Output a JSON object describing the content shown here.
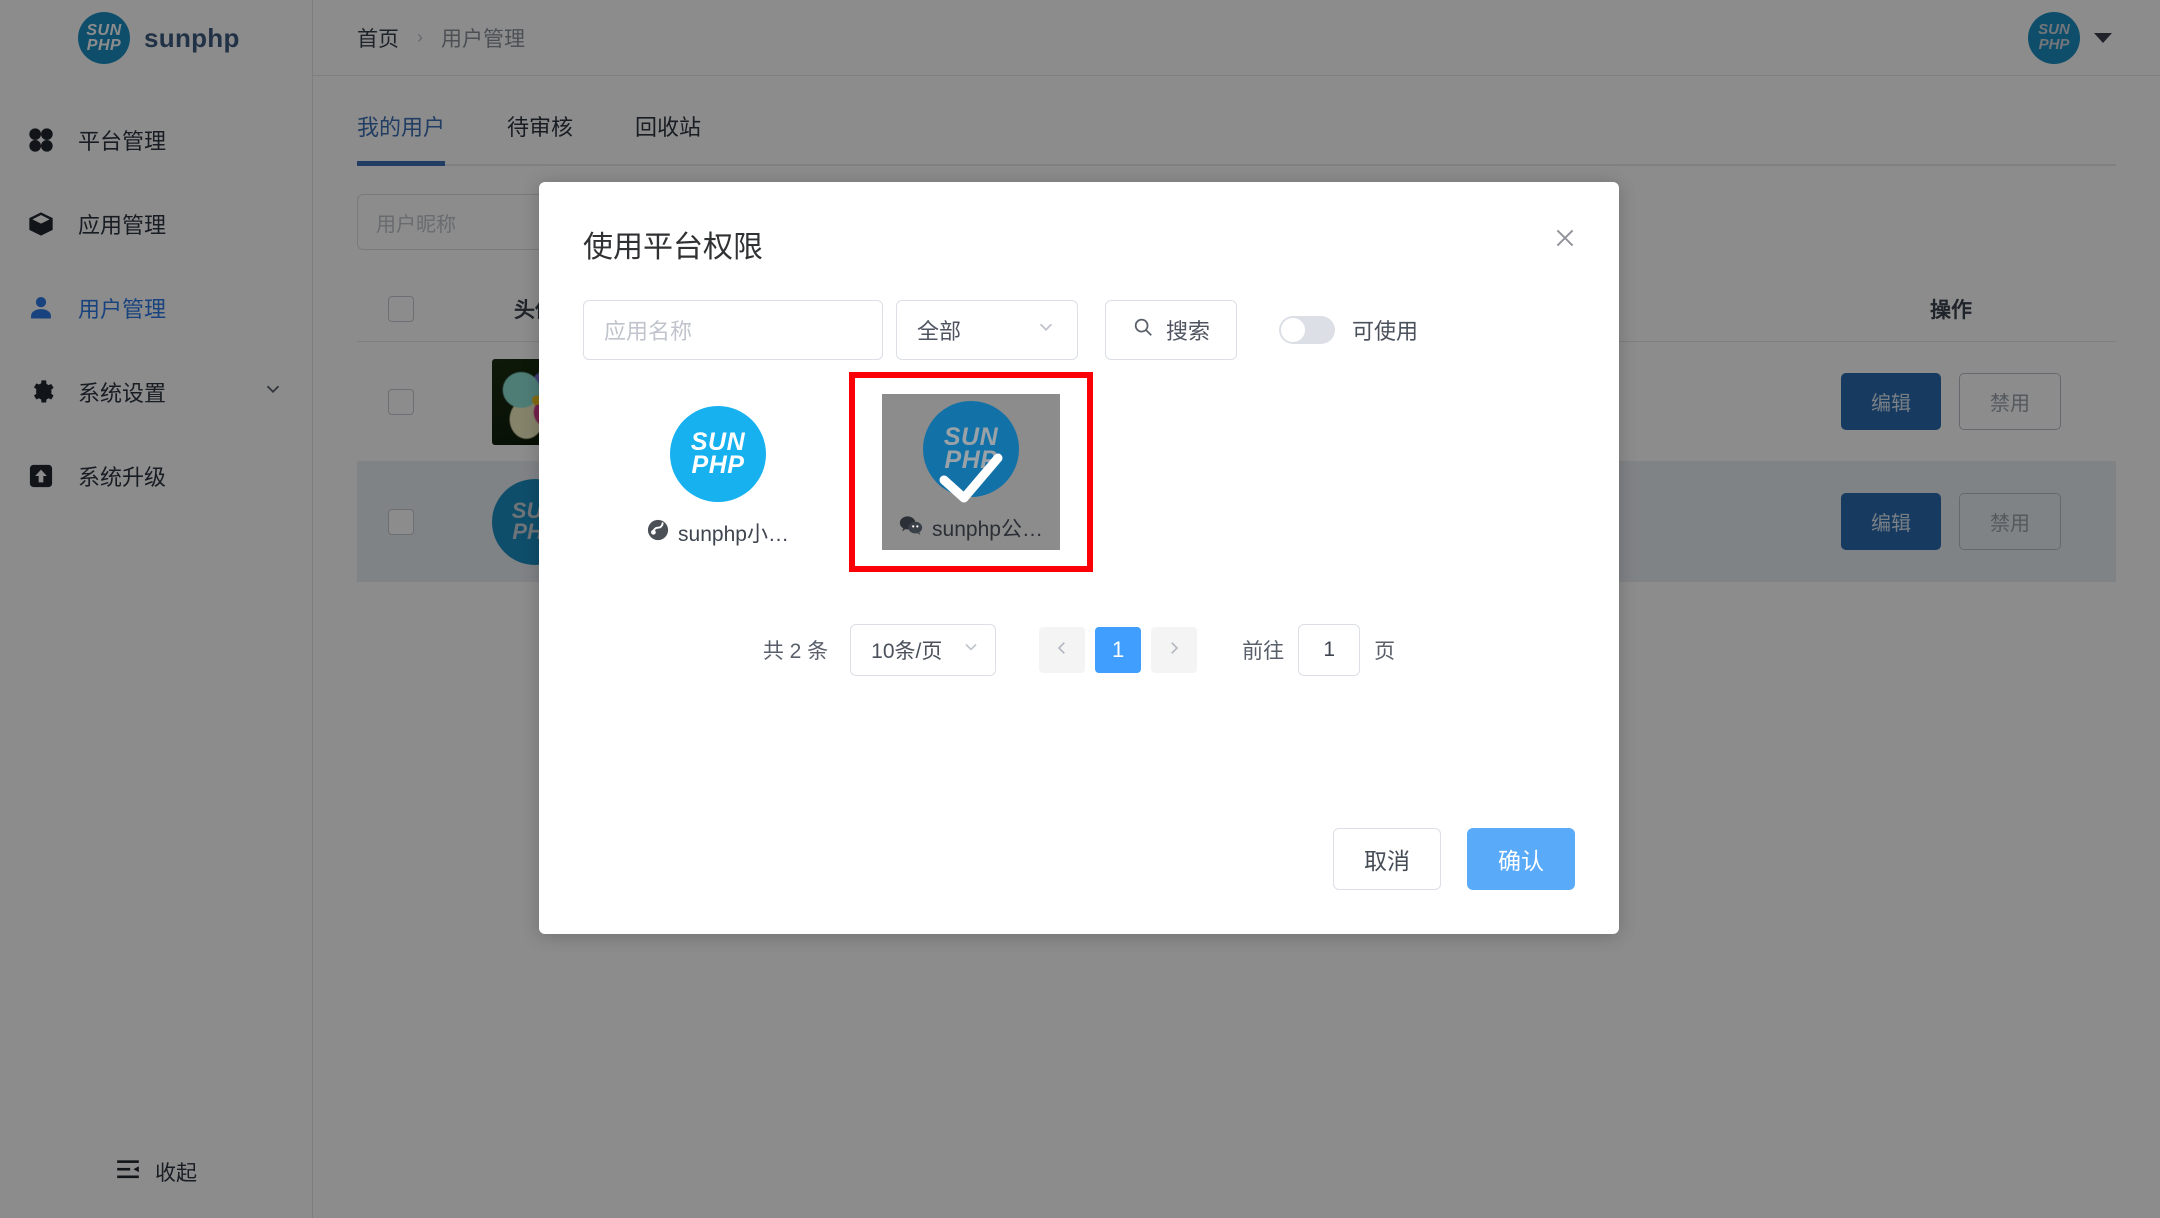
{
  "sidebar": {
    "brand_name": "sunphp",
    "logo_line1": "SUN",
    "logo_line2": "PHP",
    "items": [
      {
        "label": "平台管理",
        "icon": "grid-icon"
      },
      {
        "label": "应用管理",
        "icon": "cube-icon"
      },
      {
        "label": "用户管理",
        "icon": "user-icon"
      },
      {
        "label": "系统设置",
        "icon": "gear-icon"
      },
      {
        "label": "系统升级",
        "icon": "upload-icon"
      }
    ],
    "collapse_label": "收起"
  },
  "topbar": {
    "breadcrumb_home": "首页",
    "breadcrumb_separator": "›",
    "breadcrumb_current": "用户管理",
    "avatar_line1": "SUN",
    "avatar_line2": "PHP"
  },
  "content": {
    "tabs": [
      {
        "label": "我的用户",
        "active": true
      },
      {
        "label": "待审核",
        "active": false
      },
      {
        "label": "回收站",
        "active": false
      }
    ],
    "nickname_placeholder": "用户昵称",
    "table": {
      "headers": {
        "avatar": "头像",
        "operation": "操作"
      },
      "rows": [
        {
          "avatar_type": "photo",
          "edit_label": "编辑",
          "ban_label": "禁用"
        },
        {
          "avatar_type": "sunphp",
          "edit_label": "编辑",
          "ban_label": "禁用"
        }
      ]
    }
  },
  "modal": {
    "title": "使用平台权限",
    "close_icon": "close-icon",
    "search": {
      "app_name_placeholder": "应用名称",
      "type_selected": "全部",
      "search_button": "搜索",
      "toggle_label": "可使用",
      "toggle_on": false
    },
    "cards": [
      {
        "name": "sunphp小…",
        "logo_line1": "SUN",
        "logo_line2": "PHP",
        "badge_icon": "miniprogram-icon",
        "selected": false
      },
      {
        "name": "sunphp公…",
        "logo_line1": "SUN",
        "logo_line2": "PHP",
        "badge_icon": "wechat-icon",
        "selected": true
      }
    ],
    "pagination": {
      "total_text": "共 2 条",
      "page_size": "10条/页",
      "prev_icon": "chevron-left-icon",
      "next_icon": "chevron-right-icon",
      "current_page": "1",
      "goto_label": "前往",
      "goto_value": "1",
      "goto_unit": "页"
    },
    "footer": {
      "cancel_label": "取消",
      "confirm_label": "确认"
    }
  },
  "annotation": {
    "highlight_color": "#fb0007"
  }
}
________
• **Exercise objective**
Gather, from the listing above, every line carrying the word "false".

• **Response to this task**
        "active": false
        "active": false
      "toggle_on": false
        "selected": false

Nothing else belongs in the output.